The law and structures of social security are highly complex, made more so by constant adjustments as government pursues its often conflicting economic, political and social policy objectives. This complexity is highly problematic. It contributes to errors in decision-making and to increased administrative costs and is seen as disempowering for citizens, thereby weakening enjoyment of a key social right.
Current and previous administrations have had a commitment to simplify the benefits system. It is a specific objective underlying the introduction via the Welfare Reform Act 2012 of Universal Credit in place of diverse benefits, although it is not clear that the reformed system will be less complex legally and for citizens to access.
The book seeks to explain how and why complexity in modern welfare systems has grown; identify the different ways in which legal and associated administrative arrangements are classifiable as 'complex'; discuss the effects of complexity on the system's administration and its wider implications for rights and the citizen–state relationship; and consider the role that law can play in the simplification of schemes of welfare.
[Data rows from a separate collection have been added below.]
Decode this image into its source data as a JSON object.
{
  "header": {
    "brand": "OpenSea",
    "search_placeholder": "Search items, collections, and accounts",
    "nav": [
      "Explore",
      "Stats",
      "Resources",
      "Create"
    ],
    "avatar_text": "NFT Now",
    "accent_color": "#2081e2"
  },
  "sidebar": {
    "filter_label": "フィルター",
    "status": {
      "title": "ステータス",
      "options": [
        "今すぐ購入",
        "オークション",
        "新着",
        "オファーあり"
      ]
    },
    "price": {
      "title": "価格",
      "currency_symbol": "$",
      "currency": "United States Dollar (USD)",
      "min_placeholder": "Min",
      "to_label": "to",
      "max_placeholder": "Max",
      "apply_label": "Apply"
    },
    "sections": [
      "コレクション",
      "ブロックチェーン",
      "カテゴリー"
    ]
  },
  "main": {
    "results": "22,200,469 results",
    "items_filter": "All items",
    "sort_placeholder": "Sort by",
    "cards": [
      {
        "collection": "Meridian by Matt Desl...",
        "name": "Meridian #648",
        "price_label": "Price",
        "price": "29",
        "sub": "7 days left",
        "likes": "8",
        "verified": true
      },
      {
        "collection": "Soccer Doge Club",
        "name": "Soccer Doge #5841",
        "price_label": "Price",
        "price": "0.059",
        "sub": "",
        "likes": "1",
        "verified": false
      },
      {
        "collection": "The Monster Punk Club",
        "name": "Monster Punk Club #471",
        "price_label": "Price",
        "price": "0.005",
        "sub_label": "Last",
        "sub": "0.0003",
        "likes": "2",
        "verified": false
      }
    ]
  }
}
It makes reference not only to the UK welfare system but also relevant policies and experience in various other states.